_Your task_
Repeat all entries word for word; skip images.

_Provided information_
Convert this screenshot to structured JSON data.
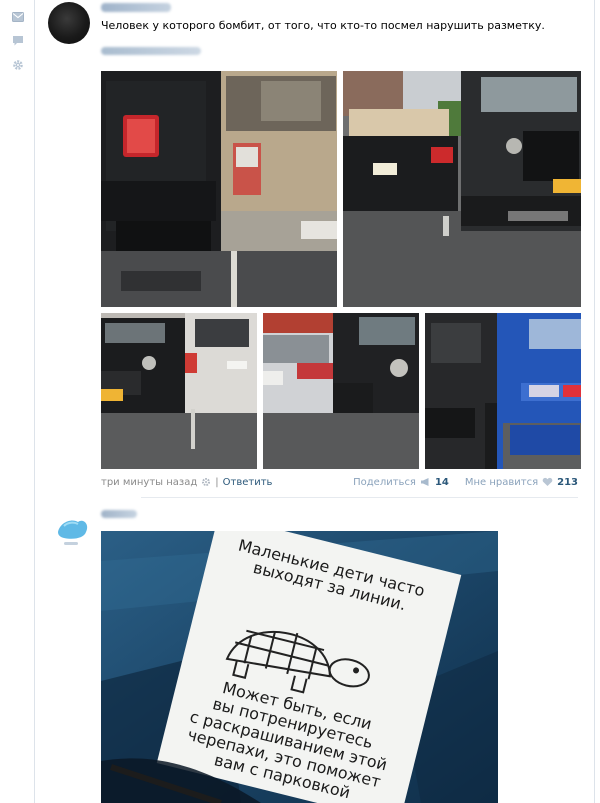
{
  "sidebar": {
    "icons": [
      "mail-icon",
      "chat-icon",
      "gear-icon"
    ]
  },
  "post1": {
    "text": "Человек у которого бомбит, от того, что кто-то посмел нарушить разметку.",
    "time": "три минуты назад",
    "reply_label": "Ответить",
    "share_label": "Поделиться",
    "share_count": "14",
    "like_label": "Мне нравится",
    "like_count": "213"
  },
  "post2": {
    "note_text": "Маленькие дети часто выходят за линии. Может быть, если вы потренируетесь с раскрашиванием этой черепахи, это поможет вам с парковкой"
  },
  "colors": {
    "link": "#2b587a",
    "muted": "#8a8a8a",
    "border": "#dde3ea",
    "icon": "#a7b7c9"
  }
}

_Exercise answer_
Convert this screenshot to structured JSON data.
{
  "sidebar": {
    "icons": [
      "mail-icon",
      "chat-icon",
      "gear-icon"
    ]
  },
  "post1": {
    "text": "Человек у которого бомбит, от того, что кто-то посмел нарушить разметку.",
    "time": "три минуты назад",
    "reply_label": "Ответить",
    "share_label": "Поделиться",
    "share_count": "14",
    "like_label": "Мне нравится",
    "like_count": "213"
  },
  "post2": {
    "note_text": "Маленькие дети часто выходят за линии. Может быть, если вы потренируетесь с раскрашиванием этой черепахи, это поможет вам с парковкой"
  },
  "colors": {
    "link": "#2b587a",
    "muted": "#8a8a8a",
    "border": "#dde3ea",
    "icon": "#a7b7c9"
  }
}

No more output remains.